Richard Mabey has been called “the father of modern nature writing in the UK”. The author of more than forty books, he is a man with a passionate belief that the Earth is a commonwealth of all species. Tim Dee, a speaker at last year’s Book Festival said of him: “I cannot imagine a truer, green man”.
From the rediscovery of foraging that led to his book “Food for Free” in 1972 and his ground-breaking expeditions in the 1970s, to his reflections on the musicality of bird-song, Richard Mabey has consistently explored new ways of thinking about nature and its relationship to our own lives.

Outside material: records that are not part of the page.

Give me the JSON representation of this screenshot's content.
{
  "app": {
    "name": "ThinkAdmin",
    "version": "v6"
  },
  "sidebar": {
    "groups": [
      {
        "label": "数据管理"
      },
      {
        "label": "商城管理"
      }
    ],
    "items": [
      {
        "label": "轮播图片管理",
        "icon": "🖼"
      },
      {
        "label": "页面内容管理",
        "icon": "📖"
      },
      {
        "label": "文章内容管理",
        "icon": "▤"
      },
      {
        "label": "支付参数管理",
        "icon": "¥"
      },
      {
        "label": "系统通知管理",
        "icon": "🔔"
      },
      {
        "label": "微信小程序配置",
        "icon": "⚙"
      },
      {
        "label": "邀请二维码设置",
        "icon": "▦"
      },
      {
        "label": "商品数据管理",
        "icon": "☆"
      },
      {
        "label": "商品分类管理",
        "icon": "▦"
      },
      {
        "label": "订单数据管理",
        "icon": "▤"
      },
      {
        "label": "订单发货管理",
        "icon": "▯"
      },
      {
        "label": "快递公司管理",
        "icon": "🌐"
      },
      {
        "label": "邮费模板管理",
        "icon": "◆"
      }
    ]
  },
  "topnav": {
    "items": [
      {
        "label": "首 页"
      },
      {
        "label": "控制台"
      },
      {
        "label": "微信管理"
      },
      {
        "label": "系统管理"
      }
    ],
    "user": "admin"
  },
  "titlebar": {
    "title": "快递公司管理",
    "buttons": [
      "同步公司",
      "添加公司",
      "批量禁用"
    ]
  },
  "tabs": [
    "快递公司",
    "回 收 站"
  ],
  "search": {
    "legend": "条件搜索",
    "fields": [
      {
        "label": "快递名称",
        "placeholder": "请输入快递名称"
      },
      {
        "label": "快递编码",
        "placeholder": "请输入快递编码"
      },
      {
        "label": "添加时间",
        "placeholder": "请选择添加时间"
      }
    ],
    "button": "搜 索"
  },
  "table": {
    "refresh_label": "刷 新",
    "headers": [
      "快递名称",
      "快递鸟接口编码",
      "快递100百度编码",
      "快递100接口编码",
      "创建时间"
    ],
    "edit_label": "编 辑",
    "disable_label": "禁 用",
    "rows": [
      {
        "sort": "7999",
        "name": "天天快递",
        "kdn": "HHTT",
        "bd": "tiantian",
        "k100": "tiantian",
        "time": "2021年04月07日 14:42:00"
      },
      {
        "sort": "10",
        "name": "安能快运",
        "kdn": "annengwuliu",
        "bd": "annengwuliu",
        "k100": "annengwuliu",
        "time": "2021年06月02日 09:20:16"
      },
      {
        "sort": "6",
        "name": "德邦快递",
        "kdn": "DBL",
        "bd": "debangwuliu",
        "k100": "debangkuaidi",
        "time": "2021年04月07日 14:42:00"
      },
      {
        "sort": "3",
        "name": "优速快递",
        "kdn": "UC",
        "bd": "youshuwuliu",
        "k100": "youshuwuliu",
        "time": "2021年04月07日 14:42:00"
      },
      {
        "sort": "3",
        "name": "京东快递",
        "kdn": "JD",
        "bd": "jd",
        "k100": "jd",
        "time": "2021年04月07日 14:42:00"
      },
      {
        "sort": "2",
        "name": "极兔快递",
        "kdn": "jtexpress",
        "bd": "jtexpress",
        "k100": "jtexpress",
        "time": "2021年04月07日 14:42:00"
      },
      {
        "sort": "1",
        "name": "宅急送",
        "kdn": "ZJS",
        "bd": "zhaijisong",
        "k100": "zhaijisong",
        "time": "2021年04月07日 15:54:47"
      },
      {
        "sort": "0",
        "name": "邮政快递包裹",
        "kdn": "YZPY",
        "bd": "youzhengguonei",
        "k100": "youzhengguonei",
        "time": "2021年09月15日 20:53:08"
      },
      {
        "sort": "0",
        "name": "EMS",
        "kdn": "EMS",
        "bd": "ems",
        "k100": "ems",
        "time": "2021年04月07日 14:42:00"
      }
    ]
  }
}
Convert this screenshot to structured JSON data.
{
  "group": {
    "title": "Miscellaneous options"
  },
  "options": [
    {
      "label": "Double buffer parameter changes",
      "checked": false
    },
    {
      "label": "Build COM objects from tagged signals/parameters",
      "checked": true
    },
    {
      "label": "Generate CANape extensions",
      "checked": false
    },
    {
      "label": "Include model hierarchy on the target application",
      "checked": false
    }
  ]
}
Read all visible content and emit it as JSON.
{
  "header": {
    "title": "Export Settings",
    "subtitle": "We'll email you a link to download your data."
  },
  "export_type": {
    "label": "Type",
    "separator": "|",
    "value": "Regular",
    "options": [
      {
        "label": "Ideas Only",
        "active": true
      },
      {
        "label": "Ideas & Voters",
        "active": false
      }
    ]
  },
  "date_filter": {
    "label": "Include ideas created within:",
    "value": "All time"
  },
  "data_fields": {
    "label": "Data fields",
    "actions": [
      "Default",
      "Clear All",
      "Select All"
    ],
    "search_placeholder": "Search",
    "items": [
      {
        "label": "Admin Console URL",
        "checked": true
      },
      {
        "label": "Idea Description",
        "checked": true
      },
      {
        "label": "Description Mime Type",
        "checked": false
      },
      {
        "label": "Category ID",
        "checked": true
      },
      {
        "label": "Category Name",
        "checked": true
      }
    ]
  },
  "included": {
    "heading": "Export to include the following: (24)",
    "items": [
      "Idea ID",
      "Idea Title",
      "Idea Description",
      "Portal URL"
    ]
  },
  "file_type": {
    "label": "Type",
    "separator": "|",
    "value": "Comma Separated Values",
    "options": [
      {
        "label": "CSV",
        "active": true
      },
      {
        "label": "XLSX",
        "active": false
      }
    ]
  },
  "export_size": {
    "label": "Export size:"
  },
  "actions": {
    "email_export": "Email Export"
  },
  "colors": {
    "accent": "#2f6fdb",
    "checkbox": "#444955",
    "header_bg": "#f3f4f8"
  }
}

And he is also very fond of our part of Gloucestershire as books like “The Frampton Flora” show.
We are thrilled to welcome Richard to Stroud Book Festival. In conversation with Professor Jon Cook to mark the publication of his ‘sort-of memoir’, “Turning the Boat for Home” he reflects on a life writing about nature, and his epiphany that a sense of ‘neighbourliness may be the model for our relationship with the rest of the living world. What better finale could we have for our Book Festival?